The primary line constants are parameters that describe the characteristics of conductive transmission lines, such as pairs of copper wires, in terms of the physical electrical properties of the line. The primary line constants are only relevant to transmission lines and are to be contrasted with the secondary line constants, which can be derived from them, and are more generally applicable. The secondary line constants can be used, for instance, to compare the characteristics of a waveguide to a copper line, whereas the primary constants have no meaning for a waveguide.
Bloch wave – MoM is a first principles technique for determining the photonic band structure of triply-periodic electromagnetic media such as photonic crystals. It is based on the 3-dimensional spectral domain method, specialized to triply-periodic media. This technique uses the method of moments (MoM) in combination with a Bloch wave expansion of the electromagnetic field to yield a matrix eigenvalue equation for the propagation bands. The eigenvalue is the frequency and the eigenvector is the set of current amplitudes on the surface of the scatterers. Bloch wave - MoM is similar in principle to the Plane wave expansion method, but since it additionally employs the method of moments to produce a surface integral equation, it is significantly more efficient both in terms of the number of unknowns and the number of plane waves needed for good convergence.

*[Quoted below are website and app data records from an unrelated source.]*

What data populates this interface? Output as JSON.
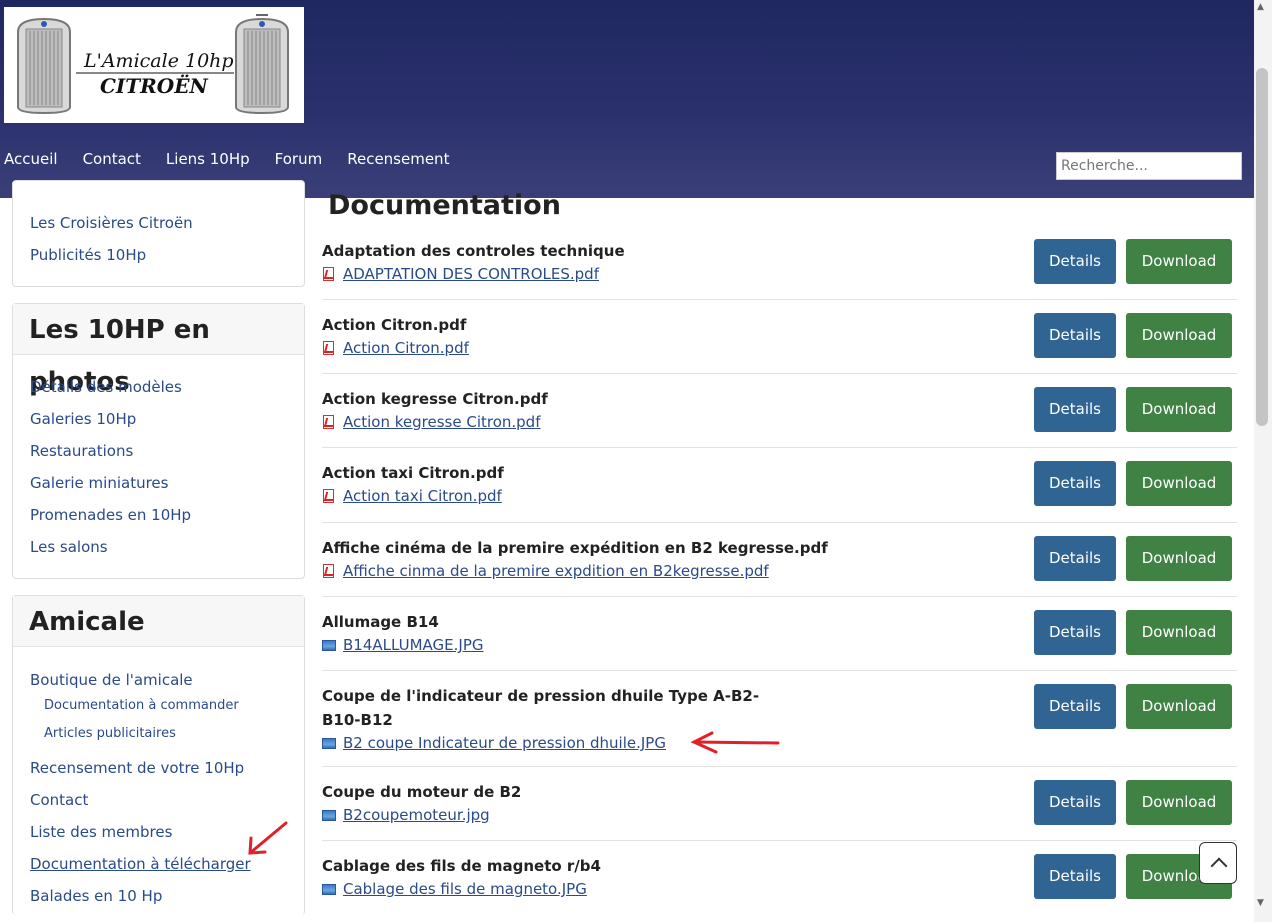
{
  "header": {
    "logo_text_line1": "L'Amicale 10hp",
    "logo_text_line2": "CITROËN",
    "nav": [
      "Accueil",
      "Contact",
      "Liens 10Hp",
      "Forum",
      "Recensement"
    ],
    "search_placeholder": "Recherche..."
  },
  "sidebar": {
    "top_links": [
      "Les Croisières Citroën",
      "Publicités 10Hp"
    ],
    "photos": {
      "title": "Les 10HP en photos",
      "links": [
        "Détails des modèles",
        "Galeries 10Hp",
        "Restaurations",
        "Galerie miniatures",
        "Promenades en 10Hp",
        "Les salons"
      ]
    },
    "amicale": {
      "title": "Amicale",
      "link1": "Boutique de l'amicale",
      "sub1": "Documentation à commander",
      "sub2": "Articles publicitaires",
      "link2": "Recensement de votre 10Hp",
      "link3": "Contact",
      "link4": "Liste des membres",
      "link5": "Documentation à télécharger",
      "link6": "Balades en 10 Hp"
    }
  },
  "main": {
    "heading": "Documentation",
    "details_label": "Details",
    "download_label": "Download",
    "documents": [
      {
        "title": "Adaptation des controles technique",
        "file": "ADAPTATION DES CONTROLES.pdf",
        "type": "pdf"
      },
      {
        "title": "Action Citron.pdf",
        "file": "Action Citron.pdf",
        "type": "pdf"
      },
      {
        "title": "Action kegresse Citron.pdf",
        "file": "Action kegresse Citron.pdf",
        "type": "pdf"
      },
      {
        "title": "Action taxi Citron.pdf",
        "file": "Action taxi Citron.pdf",
        "type": "pdf"
      },
      {
        "title": "Affiche cinéma de la premire expédition en B2 kegresse.pdf",
        "file": "Affiche cinma de la premire expdition en B2kegresse.pdf",
        "type": "pdf"
      },
      {
        "title": "Allumage B14",
        "file": "B14ALLUMAGE.JPG",
        "type": "image"
      },
      {
        "title": "Coupe de l'indicateur de pression dhuile Type A-B2-B10-B12",
        "file": "B2 coupe Indicateur de pression dhuile.JPG",
        "type": "image"
      },
      {
        "title": "Coupe du moteur de B2",
        "file": "B2coupemoteur.jpg",
        "type": "image"
      },
      {
        "title": "Cablage des fils de magneto r/b4",
        "file": "Cablage des fils de magneto.JPG",
        "type": "image"
      }
    ]
  },
  "colors": {
    "header_bg": "#262e69",
    "details_button": "#2f6493",
    "download_button": "#3f8243",
    "link": "#2a4a8a",
    "annotation_arrow": "#e0202a"
  }
}
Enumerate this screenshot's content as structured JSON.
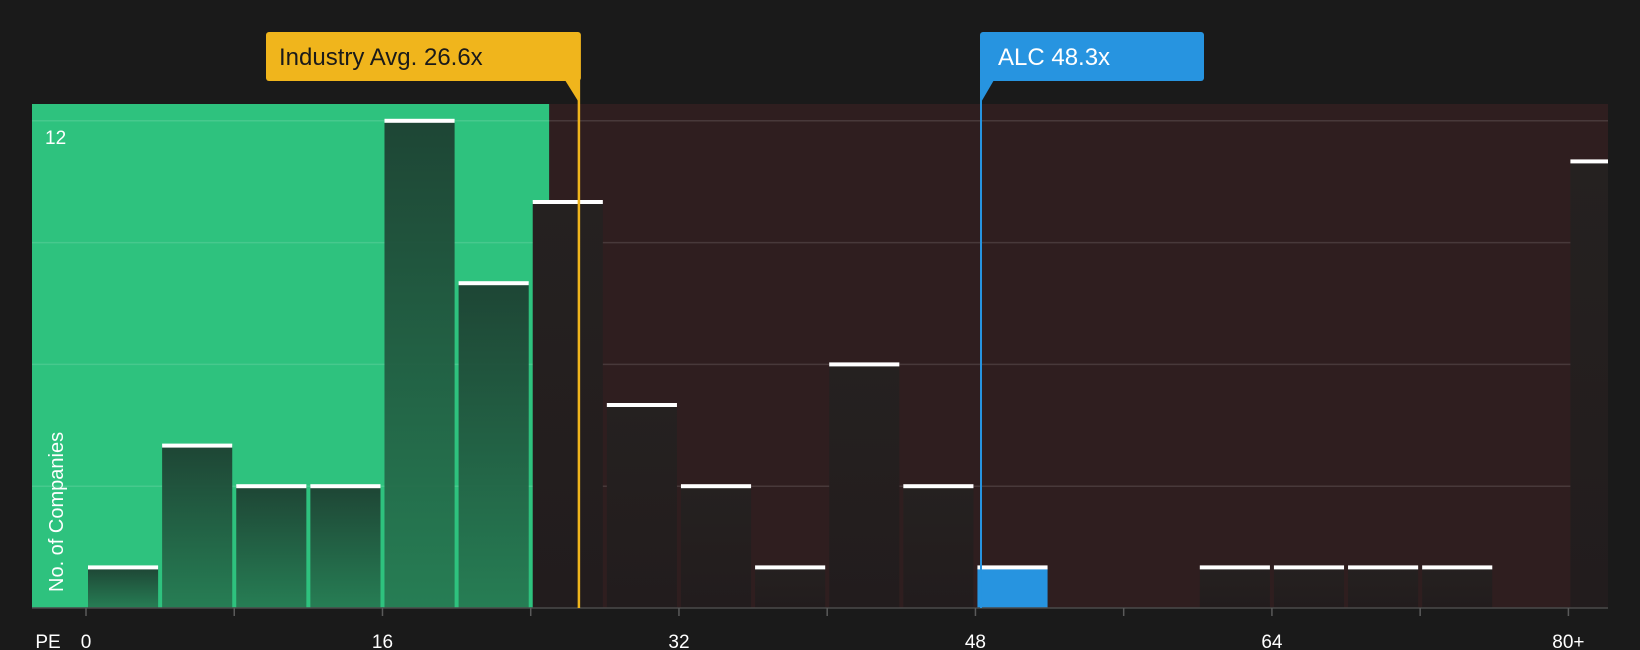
{
  "chart_data": {
    "type": "bar",
    "xlabel": "PE",
    "ylabel": "No. of Companies",
    "x_ticks": [
      "0",
      "16",
      "32",
      "48",
      "64",
      "80+"
    ],
    "y_tick_label": "12",
    "bin_width": 4,
    "bins": [
      {
        "start": 0,
        "count": 1
      },
      {
        "start": 4,
        "count": 4
      },
      {
        "start": 8,
        "count": 3
      },
      {
        "start": 12,
        "count": 3
      },
      {
        "start": 16,
        "count": 12
      },
      {
        "start": 20,
        "count": 8
      },
      {
        "start": 24,
        "count": 10
      },
      {
        "start": 28,
        "count": 5
      },
      {
        "start": 32,
        "count": 3
      },
      {
        "start": 36,
        "count": 1
      },
      {
        "start": 40,
        "count": 6
      },
      {
        "start": 44,
        "count": 3
      },
      {
        "start": 48,
        "count": 1,
        "highlight": true
      },
      {
        "start": 60,
        "count": 1
      },
      {
        "start": 64,
        "count": 1
      },
      {
        "start": 68,
        "count": 1
      },
      {
        "start": 72,
        "count": 1
      },
      {
        "start": 80,
        "count": 11
      }
    ],
    "xlim": [
      0,
      82
    ],
    "ylim": [
      0,
      12.4
    ],
    "grid": true,
    "fair_range_max": 25,
    "industry_avg": {
      "label": "Industry Avg. 26.6x",
      "value": 26.6
    },
    "company": {
      "label": "ALC 48.3x",
      "value": 48.3
    },
    "colors": {
      "background": "#1a1a1a",
      "undervalued_zone": "#2ec27e",
      "overvalued_zone": "#2f1e1f",
      "bar_in_green": "#1f5c3e",
      "bar_dark": "#262222",
      "bar_highlight": "#2794e0",
      "industry": "#f0b51c",
      "company": "#2794e0"
    }
  }
}
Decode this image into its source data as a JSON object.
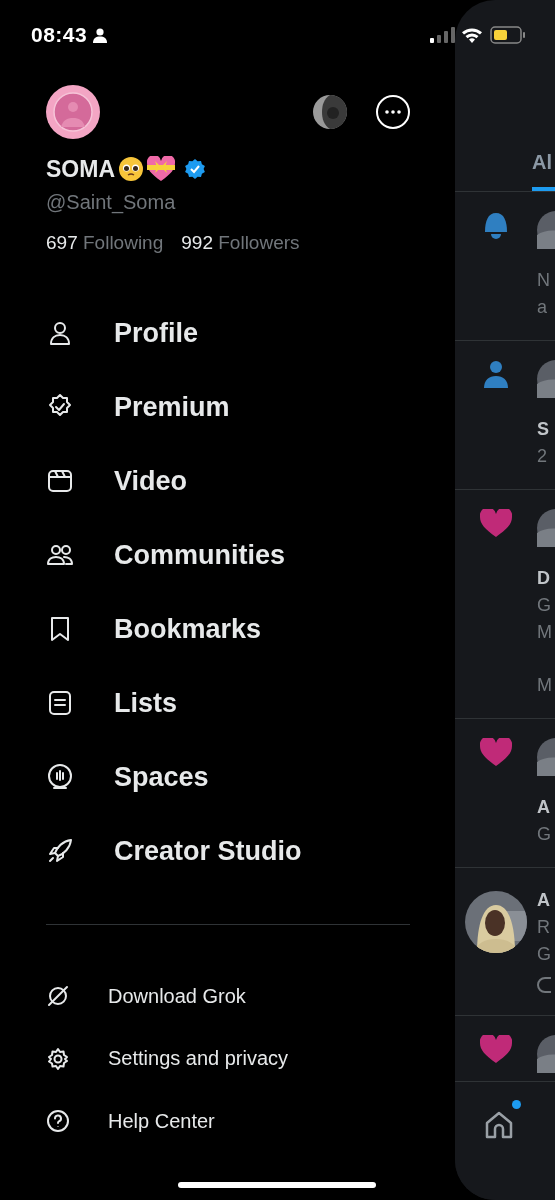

A frequency-selective surface (FSS) is any thin, repetitive surface designed to reflect, transmit or absorb electromagnetic fields based on the frequency of the field. In this sense, an FSS is a type of optical filter or metal-mesh optical filters in which the filtering is accomplished by virtue of the regular, periodic pattern on the surface of the FSS. Though not explicitly mentioned in the name, FSS's also have properties which vary with incidence angle and polarization as well - these are unavoidable consequences of the way in which FSS's are constructed. Frequency-selective surfaces have been most commonly used in the radio frequency region of the electromagnetic spectrum and find use in applications as diverse as the aforementioned microwave oven, antenna radomes and modern metamaterials. Sometimes frequency selective surfaces are referred to simply as periodic surfaces and are a 2-dimensional analog of the new periodic volumes known as photonic crystals.